AIM OF THE EXERCISE
What's needed: every entry, printed exactly, minus the images.
======== DATA PROVIDED ========
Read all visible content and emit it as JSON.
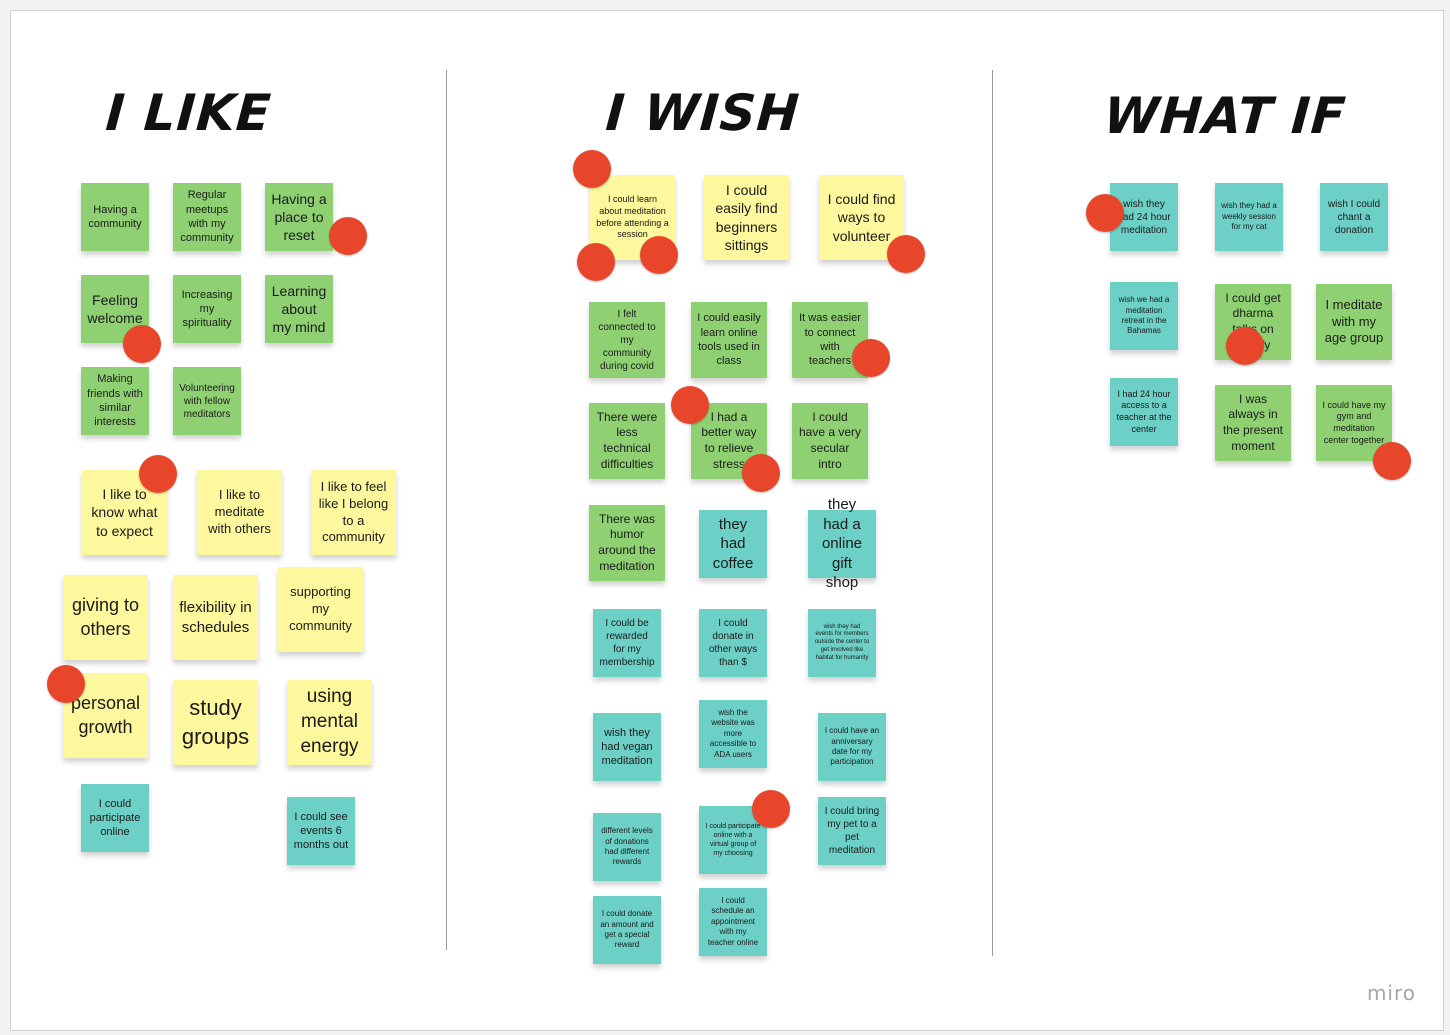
{
  "colors": {
    "green": "#8fd172",
    "yellow": "#fdf79d",
    "teal": "#6cd0c6",
    "dot": "#e8462b"
  },
  "brand": "miro",
  "columns": {
    "like": {
      "heading": "I like",
      "notes": [
        "Having a community",
        "Regular meetups with my community",
        "Having a place to reset",
        "Feeling welcome",
        "Increasing my spirituality",
        "Learning about my mind",
        "Making friends with similar interests",
        "Volunteering with fellow meditators",
        "I like to know what to expect",
        "I like to meditate with others",
        "I like to feel like I belong to a community",
        "giving to others",
        "flexibility in schedules",
        "supporting my community",
        "personal growth",
        "study groups",
        "using mental energy",
        "I  could participate online",
        "I  could see events 6 months out"
      ]
    },
    "wish": {
      "heading": "I wish",
      "notes": [
        "I could learn about meditation before attending a session",
        "I could easily find beginners sittings",
        "I could find ways to volunteer",
        "I felt connected to my community during covid",
        "I could easily learn online tools used in class",
        "It was easier to connect with teachers",
        "There were less technical difficulties",
        "I had a better way to relieve stress",
        "I could have a very secular intro",
        "There was humor around the meditation",
        "they had coffee",
        "they had a online gift shop",
        "I  could be rewarded for my membership",
        "I  could donate in other ways than $",
        "wish they had events for members outside the center to get involved like habitat for humanity",
        "wish they had vegan meditation",
        "wish the website was more accessible to ADA users",
        "I  could have an anniversary date for my participation",
        "different levels of donations had different rewards",
        "I  could participate online with a virtual group of my choosing",
        "I  could bring my pet to a pet meditation",
        "I  could donate an amount and get a special reward",
        "I  could schedule an appointment with my teacher online"
      ]
    },
    "whatif": {
      "heading": "What if",
      "notes": [
        "wish they had 24 hour meditation",
        "wish they had a weekly session for my cat",
        "wish I could chant a donation",
        "wish we had a meditation retreat in the Bahamas",
        "I could get dharma talks on spotify",
        "I meditate with my age group",
        "I  had 24 hour access to a teacher at the center",
        "I was always in the present moment",
        "I could have my gym and meditation center together"
      ]
    }
  }
}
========
EXERCISE RESPONSE
Read all visible content and emit it as JSON.
{
  "colors": {
    "green": "#8fd172",
    "yellow": "#fdf79d",
    "teal": "#6cd0c6",
    "dot": "#e8462b"
  },
  "brand": "miro",
  "columns": {
    "like": {
      "heading": "I like",
      "notes": [
        "Having a community",
        "Regular meetups with my community",
        "Having a place to reset",
        "Feeling welcome",
        "Increasing my spirituality",
        "Learning about my mind",
        "Making friends with similar interests",
        "Volunteering with fellow meditators",
        "I like to know what to expect",
        "I like to meditate with others",
        "I like to feel like I belong to a community",
        "giving to others",
        "flexibility in schedules",
        "supporting my community",
        "personal growth",
        "study groups",
        "using mental energy",
        "I  could participate online",
        "I  could see events 6 months out"
      ]
    },
    "wish": {
      "heading": "I wish",
      "notes": [
        "I could learn about meditation before attending a session",
        "I could easily find beginners sittings",
        "I could find ways to volunteer",
        "I felt connected to my community during covid",
        "I could easily learn online tools used in class",
        "It was easier to connect with teachers",
        "There were less technical difficulties",
        "I had a better way to relieve stress",
        "I could have a very secular intro",
        "There was humor around the meditation",
        "they had coffee",
        "they had a online gift shop",
        "I  could be rewarded for my membership",
        "I  could donate in other ways than $",
        "wish they had events for members outside the center to get involved like habitat for humanity",
        "wish they had vegan meditation",
        "wish the website was more accessible to ADA users",
        "I  could have an anniversary date for my participation",
        "different levels of donations had different rewards",
        "I  could participate online with a virtual group of my choosing",
        "I  could bring my pet to a pet meditation",
        "I  could donate an amount and get a special reward",
        "I  could schedule an appointment with my teacher online"
      ]
    },
    "whatif": {
      "heading": "What if",
      "notes": [
        "wish they had 24 hour meditation",
        "wish they had a weekly session for my cat",
        "wish I could chant a donation",
        "wish we had a meditation retreat in the Bahamas",
        "I could get dharma talks on spotify",
        "I meditate with my age group",
        "I  had 24 hour access to a teacher at the center",
        "I was always in the present moment",
        "I could have my gym and meditation center together"
      ]
    }
  }
}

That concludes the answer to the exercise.